Foxglove (Digitalis purpurea)
This showy, European import is prevalent in low-elevation roadsides and disturbed areas in the western halves of Oregon, Washington and California, as well a a smattering of western, and east-coast locations.
Some foxglove facts from Elizabeth Horn (Coastal Wildflowers of the Pacific Northwest):
- It is a biennial; it lives for two years, only flowering in the second.
- It was brought over by early settlers, either for their gardens, or as a medicinal plant.
- During WWI, it was gathered in Oregon and Washington to make digitalis, a drug used to treat heart ailments. The drug is now made synthetically.
- It is poisonous to livestock, and hence a nuisance to farmers when it invades their pastureland.

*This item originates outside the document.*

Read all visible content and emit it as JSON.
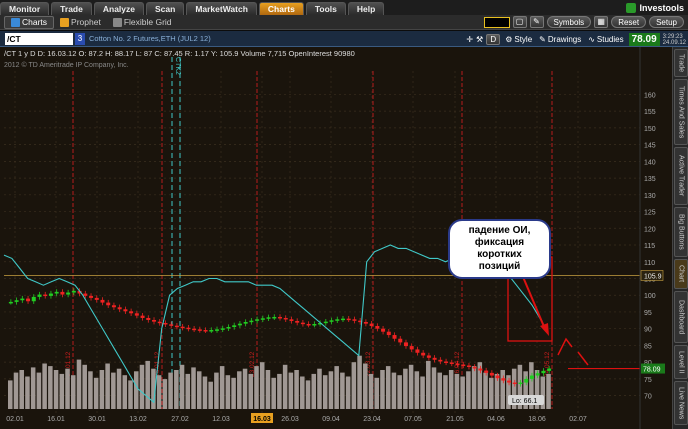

Although the flowers are normally pinkish purple, mutant white ones are not uncommon (see photo below).